So, too, does Marianne Williamson, whose generally well-regarded performance in Detroit gave her a shot at a polling surge, even as it has (based on negative reactions to my own piece about her appeal) definitely enraged her critics. We’ll know very soon if she can begin to make a splash in the polls; she probably does have the capacity to meet the donor threshold given the far-flung nature of her following.
10 Who Should Be Waving Good-bye
These are the most perilous projections, and I make them fully planning to stay away from Twitter for several days at least. The bottom-feeders whom I don’t expect to make the September debate cut are listed roughly in order of the likelihood that they will prove me wrong, which would hardly be the first time that happened in this cycle.
Kirsten Gillibrand would seem to have a shot at meeting the donor threshold, but her debate performance and her general positioning in the race seem unlikely to lift her in the polls any time soon. She’s likely to finish as the greatest disappointment of the 2020 Democratic field.
Michael Bennet has impressed some observers with his debate performances — while others have debated which cartoon characters his voice echoes. He’s done relatively well in fundraising (and much better than his fellow Coloradan and former boss John Hickenlooper), but doesn’t seem close to the grassroots donor threshold. He’s capable of a post-debate bump in the polls, but again, with Biden doing well, too, it’s less likely that any “moderates” will gain ground.
Jay Inslee has won a lot of positive attention for his climate-change-focused candidacy, but his campaign hasn’t taken off in the early states at all. Nothing that happened in the debates seems likely to change that, though on paper he should have as much potential as the more highly ranked Bullock. He has a fine future as a 2021 Cabinet member if a Democrat wins.
John Delaney got a lot of attention during the first night in Detroit (though much of it was negative); he’s got tons of personal money and has been campaigning in Iowa roughly since that state was admitted to the Union. But his candidacy mostly resembles that of Martin O’Malley in 2016: a lot of effort with little payoff. If he makes the cut it will be as the most conspicuous moderate not named Joe.
John Hickenlooper is another credible-on-paper moderate, but one who has not at all distinguished himself in the debates and has struggled to raise money and keep staff. The biggest question about the former mayor and governor is whether he’s dissed the Senate option so thoroughly in order to stay in the presidential field that he’s painted himself into a corner.

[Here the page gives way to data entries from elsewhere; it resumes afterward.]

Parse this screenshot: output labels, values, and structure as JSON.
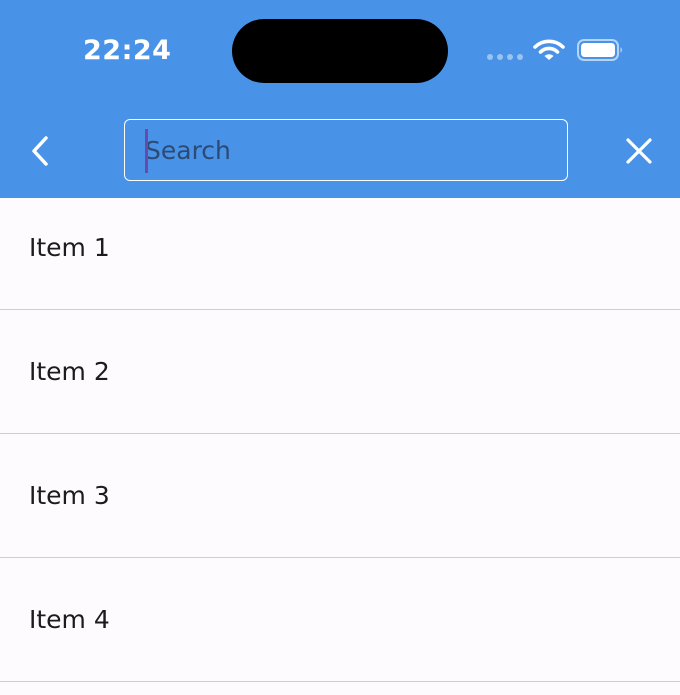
{
  "status_bar": {
    "time": "22:24"
  },
  "app_bar": {
    "background_color": "#4893e8",
    "back_icon": "chevron-left-icon",
    "close_icon": "close-icon",
    "search": {
      "placeholder": "Search",
      "value": ""
    }
  },
  "list": {
    "items": [
      {
        "label": "Item 1"
      },
      {
        "label": "Item 2"
      },
      {
        "label": "Item 3"
      },
      {
        "label": "Item 4"
      }
    ]
  }
}
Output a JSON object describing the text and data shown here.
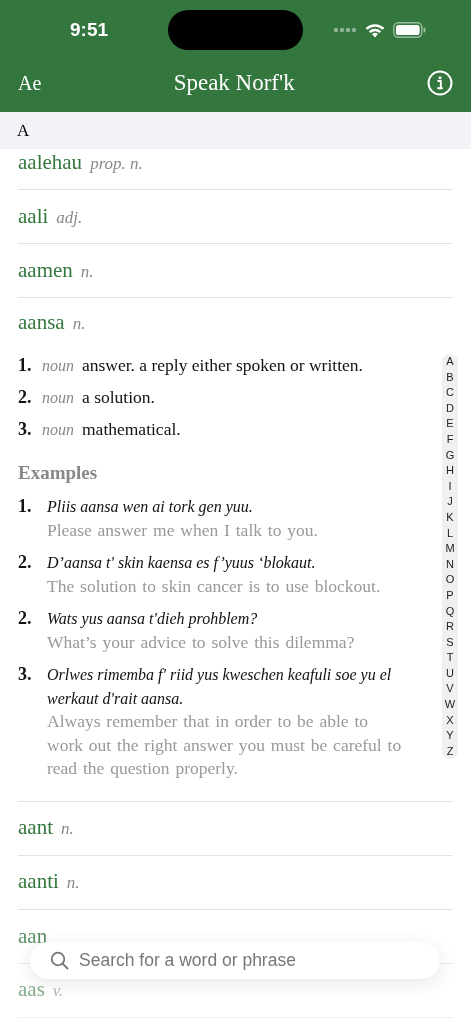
{
  "status_bar": {
    "time": "9:51"
  },
  "nav": {
    "left_button": "Ae",
    "title": "Speak Norf'k"
  },
  "section_header": "A",
  "entries": [
    {
      "word": "aalehau",
      "pos": "prop. n."
    },
    {
      "word": "aali",
      "pos": "adj."
    },
    {
      "word": "aamen",
      "pos": "n."
    },
    {
      "word": "aansa",
      "pos": "n.",
      "senses": [
        {
          "number": "1.",
          "pos": "noun",
          "text": "answer. a reply either spoken or written."
        },
        {
          "number": "2.",
          "pos": "noun",
          "text": "a solution."
        },
        {
          "number": "3.",
          "pos": "noun",
          "text": "mathematical."
        }
      ],
      "examples_heading": "Examples",
      "examples": [
        {
          "number": "1.",
          "phrase": "Pliis aansa wen ai tork gen yuu.",
          "translation": "Please answer me when I talk to you."
        },
        {
          "number": "2.",
          "phrase": "D’aansa t' skin kaensa es f’yuus ‘blokaut.",
          "translation": "The solution to skin cancer is to use blockout."
        },
        {
          "number": "2.",
          "phrase": "Wats yus aansa t'dieh prohblem?",
          "translation": "What’s your advice to solve this dilemma?"
        },
        {
          "number": "3.",
          "phrase": "Orlwes rimemba f' riid yus kweschen keafuli soe yu el werkaut d'rait aansa.",
          "translation": "Always remember that in order to be able to work out the right answer you must be careful to read the question properly."
        }
      ]
    },
    {
      "word": "aant",
      "pos": "n."
    },
    {
      "word": "aanti",
      "pos": "n."
    },
    {
      "word": "aan"
    },
    {
      "word": "aas",
      "pos": "v."
    }
  ],
  "index": [
    "A",
    "B",
    "C",
    "D",
    "E",
    "F",
    "G",
    "H",
    "I",
    "J",
    "K",
    "L",
    "M",
    "N",
    "O",
    "P",
    "Q",
    "R",
    "S",
    "T",
    "U",
    "V",
    "W",
    "X",
    "Y",
    "Z"
  ],
  "search": {
    "placeholder": "Search for a word or phrase"
  }
}
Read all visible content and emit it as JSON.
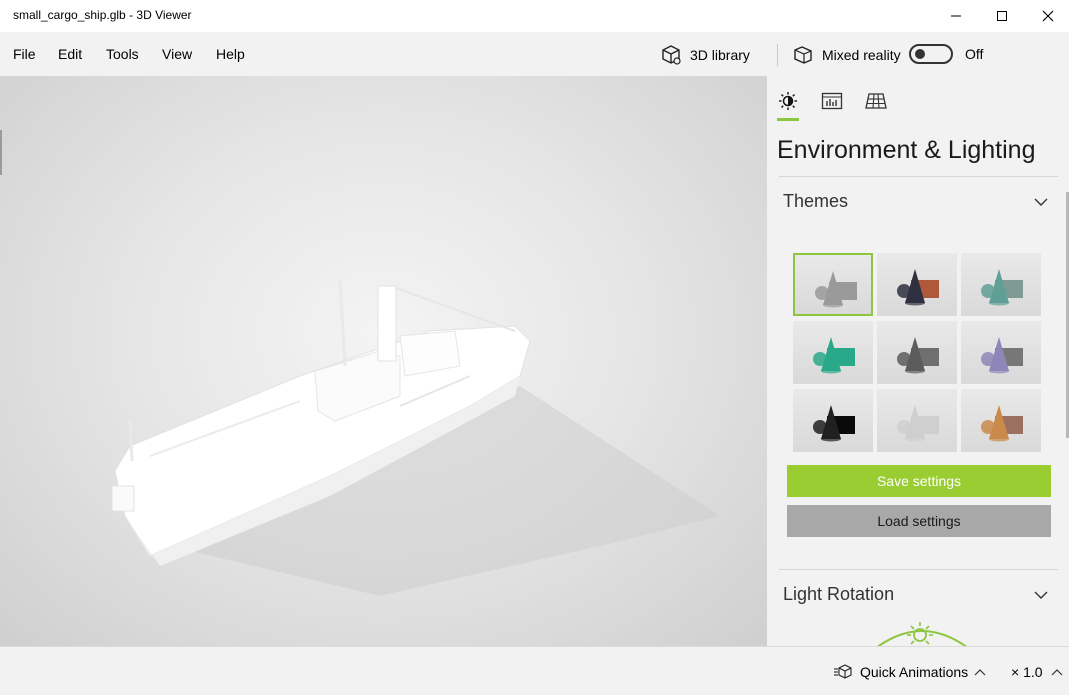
{
  "window": {
    "title": "small_cargo_ship.glb - 3D Viewer",
    "minimize_icon": "minimize-icon",
    "maximize_icon": "maximize-icon",
    "close_icon": "close-icon"
  },
  "menu": {
    "items": [
      "File",
      "Edit",
      "Tools",
      "View",
      "Help"
    ],
    "library_label": "3D library",
    "mixed_reality_label": "Mixed reality",
    "toggle_state": "Off"
  },
  "panel": {
    "tabs": [
      "environment-lighting-icon",
      "stats-icon",
      "grid-icon"
    ],
    "title": "Environment & Lighting",
    "themes_heading": "Themes",
    "themes": [
      {
        "name": "gray",
        "primary": "#9a9a9a",
        "secondary": "#9a9a9a",
        "selected": true
      },
      {
        "name": "dark-rust",
        "primary": "#2f3040",
        "secondary": "#b0583a",
        "selected": false
      },
      {
        "name": "teal-gray",
        "primary": "#5f9f95",
        "secondary": "#7f9a94",
        "selected": false
      },
      {
        "name": "teal",
        "primary": "#2aa88a",
        "secondary": "#2aa88a",
        "selected": false
      },
      {
        "name": "dark-gray",
        "primary": "#5c5c5c",
        "secondary": "#6f6f6f",
        "selected": false
      },
      {
        "name": "lavender",
        "primary": "#8e86b8",
        "secondary": "#777",
        "selected": false
      },
      {
        "name": "black",
        "primary": "#202020",
        "secondary": "#0a0a0a",
        "selected": false
      },
      {
        "name": "light",
        "primary": "#cfcfcf",
        "secondary": "#cfcfcf",
        "selected": false
      },
      {
        "name": "copper-blue",
        "primary": "#c98a4a",
        "secondary": "#9a7060",
        "selected": false
      }
    ],
    "save_label": "Save settings",
    "load_label": "Load settings",
    "light_rotation_heading": "Light Rotation"
  },
  "bottom": {
    "quick_animations_label": "Quick Animations",
    "speed_label": "× 1.0"
  },
  "colors": {
    "accent": "#8cc63f",
    "save_button": "#9acd32",
    "load_button": "#a8a8a8"
  }
}
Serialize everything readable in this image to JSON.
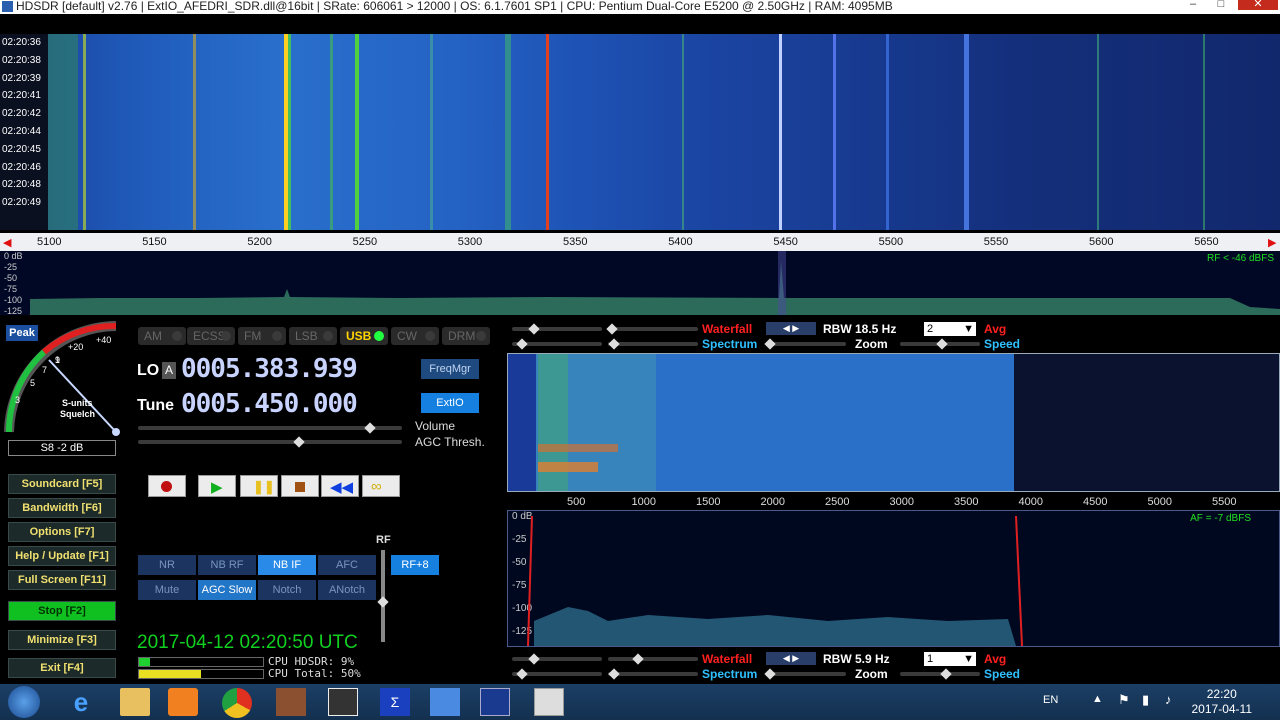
{
  "window": {
    "title": "HDSDR  [default]  v2.76    |  ExtIO_AFEDRI_SDR.dll@16bit  |  SRate: 606061 > 12000  |  OS: 6.1.7601 SP1  |  CPU: Pentium Dual-Core       E5200  @ 2.50GHz  |  RAM: 4095MB"
  },
  "waterfall_top": {
    "timestamps": [
      "02:20:36",
      "02:20:38",
      "02:20:39",
      "02:20:41",
      "02:20:42",
      "02:20:44",
      "02:20:45",
      "02:20:46",
      "02:20:48",
      "02:20:49"
    ],
    "freq_ticks": [
      "5100",
      "5150",
      "5200",
      "5250",
      "5300",
      "5350",
      "5400",
      "5450",
      "5500",
      "5550",
      "5600",
      "5650"
    ],
    "db_ticks": [
      "0 dB",
      "-25",
      "-50",
      "-75",
      "-100",
      "-125"
    ],
    "rf_level": "RF < -46 dBFS"
  },
  "smeter": {
    "peak_label": "Peak",
    "scale": [
      "1",
      "3",
      "5",
      "7",
      "9",
      "+20",
      "+40"
    ],
    "center_label": "S-units",
    "squelch_label": "Squelch",
    "reading": "S8 -2 dB"
  },
  "modes": [
    {
      "label": "AM",
      "active": false
    },
    {
      "label": "ECSS",
      "active": false
    },
    {
      "label": "FM",
      "active": false
    },
    {
      "label": "LSB",
      "active": false
    },
    {
      "label": "USB",
      "active": true
    },
    {
      "label": "CW",
      "active": false
    },
    {
      "label": "DRM",
      "active": false
    }
  ],
  "freq": {
    "lo_label": "LO",
    "lo_letter": "A",
    "lo_value": "0005.383.939",
    "tune_label": "Tune",
    "tune_value": "0005.450.000",
    "freqmgr": "FreqMgr",
    "extio": "ExtIO",
    "volume_label": "Volume",
    "agc_label": "AGC Thresh."
  },
  "sidebar": [
    {
      "label": "Soundcard [F5]"
    },
    {
      "label": "Bandwidth [F6]"
    },
    {
      "label": "Options [F7]"
    },
    {
      "label": "Help / Update [F1]"
    },
    {
      "label": "Full Screen [F11]"
    },
    {
      "label": "Stop [F2]"
    },
    {
      "label": "Minimize [F3]"
    },
    {
      "label": "Exit [F4]"
    }
  ],
  "dsp": {
    "rf_label": "RF",
    "buttons": [
      "NR",
      "NB RF",
      "NB IF",
      "AFC",
      "Mute",
      "AGC Slow",
      "Notch",
      "ANotch"
    ],
    "rf_gain": "RF+8"
  },
  "status": {
    "datetime": "2017-04-12   02:20:50 UTC",
    "cpu_hdsdr": "CPU HDSDR:  9%",
    "cpu_total": "CPU Total: 50%",
    "cpu_hdsdr_pct": 9,
    "cpu_total_pct": 50
  },
  "af_panel": {
    "waterfall_label": "Waterfall",
    "spectrum_label": "Spectrum",
    "rbw_top": "RBW 18.5 Hz",
    "zoom_label": "Zoom",
    "avg_label": "Avg",
    "speed_label": "Speed",
    "dropdown_top": "2",
    "freq_ticks": [
      "500",
      "1000",
      "1500",
      "2000",
      "2500",
      "3000",
      "3500",
      "4000",
      "4500",
      "5000",
      "5500"
    ],
    "db_ticks": [
      "0 dB",
      "-25",
      "-50",
      "-75",
      "-100",
      "-125"
    ],
    "af_level": "AF = -7 dBFS",
    "rbw_bottom": "RBW  5.9 Hz",
    "dropdown_bottom": "1"
  },
  "taskbar": {
    "lang": "EN",
    "time": "22:20",
    "date": "2017-04-11"
  },
  "colors": {
    "accent_blue": "#1680e0",
    "stop_green": "#10c020",
    "freq_text": "#c8d4ff",
    "waterfall_red": "#ff2020"
  }
}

Everything you can say about Bennet, Delaney, and Hickenlooper you can also say about Tim Ryan, who hasn’t translated his midwestern, white working-class street cred into tangible support so far as I can tell. He’s one of those candidates who could conceivably drop out even if he somehow makes the September cut.
And then there is Bill de Blasio, the presidential aspirant who has united his own city in overwhelming antipathy towards his candidacy. During his Detroit debate his delivery of lines that might have worked for somebody — anybody — else palpably fell flat. In contrast to what I just said about Ryan, BDB is a candidate who might stay in the race even if barred from the debates. It wouldn’t be less sensible than his decision to enter the contest in the first place.
Three other candidates — Seth Moulton, Mike Gravel, and Joe Sestak — didn’t make the earlier debate cut, and there’s really no reason to think anything has suddenly made any of them viable. Besides, there will soon be a hue and cry for nonviable candidates to drop out that will dwarf any possible groundswell of support for them. Unless they have a BDB-sized appetite for willful self-humiliation, it will be time for a number of candidates to take a long look in the mirror and see not the next president of the United States, but just another pol who looked at the current occupant of the Oval Office and thought: Why not me?